Tips to avoid traffic. Other than getting to the resort very early, to avoid the crowd we recommend going there during off-peak season and avoid Saturdays. When we failed to reach the top on Saturday, we went again the next day and there was much less traffic. We were able to park very close to the top with less than a kilometer walk to the resort. And we left the B&B at about the same time.
Sun worshippers. Bring sunscreen/sunblock with strong SPF. Andalucian sun is strong, especially 3,000 meters up. We forgot ours (happy idiot houseband striked again!) and, after all day up there, those of us with sunglasses looked like raccoons.

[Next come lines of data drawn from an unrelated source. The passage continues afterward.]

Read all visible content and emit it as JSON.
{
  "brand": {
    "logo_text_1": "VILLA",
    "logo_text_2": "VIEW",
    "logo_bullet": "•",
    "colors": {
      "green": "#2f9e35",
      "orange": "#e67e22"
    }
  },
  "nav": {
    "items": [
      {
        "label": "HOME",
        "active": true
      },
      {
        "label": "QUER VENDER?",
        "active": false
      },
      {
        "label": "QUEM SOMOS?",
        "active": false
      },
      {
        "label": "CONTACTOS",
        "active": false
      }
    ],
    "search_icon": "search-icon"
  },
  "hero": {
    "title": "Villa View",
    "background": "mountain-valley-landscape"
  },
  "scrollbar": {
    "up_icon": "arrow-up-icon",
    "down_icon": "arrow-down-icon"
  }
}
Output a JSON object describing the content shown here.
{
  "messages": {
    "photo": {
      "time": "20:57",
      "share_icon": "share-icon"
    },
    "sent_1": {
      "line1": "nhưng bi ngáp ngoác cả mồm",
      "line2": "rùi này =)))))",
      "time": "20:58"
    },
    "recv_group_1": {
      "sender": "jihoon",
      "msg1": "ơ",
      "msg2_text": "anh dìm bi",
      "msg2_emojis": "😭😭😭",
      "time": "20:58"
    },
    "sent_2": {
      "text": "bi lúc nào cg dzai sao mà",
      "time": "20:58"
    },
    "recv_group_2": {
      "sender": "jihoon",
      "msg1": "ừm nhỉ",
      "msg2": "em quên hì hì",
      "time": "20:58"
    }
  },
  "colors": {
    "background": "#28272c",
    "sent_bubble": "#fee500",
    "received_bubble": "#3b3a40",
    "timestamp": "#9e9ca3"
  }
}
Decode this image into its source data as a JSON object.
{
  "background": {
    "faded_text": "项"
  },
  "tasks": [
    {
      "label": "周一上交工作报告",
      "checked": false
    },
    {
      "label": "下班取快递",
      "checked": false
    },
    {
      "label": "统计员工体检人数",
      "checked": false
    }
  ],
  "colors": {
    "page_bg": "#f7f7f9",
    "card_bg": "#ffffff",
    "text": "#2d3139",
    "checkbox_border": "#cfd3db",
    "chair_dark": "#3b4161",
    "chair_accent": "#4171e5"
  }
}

For Rent? At the top, you can rent many things you need for your family fun snow play, as long as you are willing to pay the price. It is still a good option to have in case you forget or break something, and you or your kids are (in the words of Metallica) on the “frayed ends of sanity”.
Buy sleds. There are several people selling a lot of snowplay-type items (i.e. sunglasses, sleds). They charge about 20 euros for a full sled versus 12 from a store in your local Decathlon. You can probably haggle down the price to 15. But if you want to help out someone who came a long long way to get there, please support them and buy something.
CHEAPER PLACE TO STAY NEAR HOYA DE LA MORA
We chose to chill in Monachil–a sleepy village with 2 stores and 4 bars (or something like that)–45 minutes (30 kilometers) away from Hoya de la Mora and 25 minutes (~14 km) from the city center of Granada. It had the cheapest accommodation (a bed and breakfast) we could find for our family of 4. Naturally, rooms at the resort, particularly at Pradollano, were expensive especially in the middle of Winter.
What else can you do in northwestern Sierra Nevada for your Family get-away?
We are slow travelers who prefer to GO SLOW and “save some” things for later rather than packing everything there is to see in a destination in a short time. That’s why we skipped the main ski resort village of Pradollano. If we can see one must-do/see thing a day, that’s good enough for us. There is NO NEED TO RUSH ABOUT and GET ALL STRESSED OUT. So, here’s our list for the next time. Except for the snow part, these things you can also do all year round.
Hiking, Trekking (or senderismo). Plenty of mountain trails to discover. Use Monachil as your base. Or, if you are driving, you can get to the top of Sierra Nevada National Park via the Carretera de el Purche and use it as your base.
Ski or freestyle snowboarding. Same general area as Hoya de la Mora, just at different parts of the mountain.
Visit Granada city–the beauty of the last Moorish kingdom to fall into Christian Spain captured in this city. We’ve been here a couple of times and will have a post on it at some point.
Cruise the Alpujarras and visit remote white villages.
Meditate at a Buddhist temple.
Listen to Granaina (a flamenco style of the mountains), though it is not easy to come across one here. You may be luckier at one of those white villages.
The nearest decent beach (Playa de Calahonda) is only a little less than an hour away (74 kilometers).
If you don’t have kids, cycle to the top of Hoya de la Mora.
THANKS for reading.
That’s it. Go Slow! Please put your comments/questions below. Big Smile!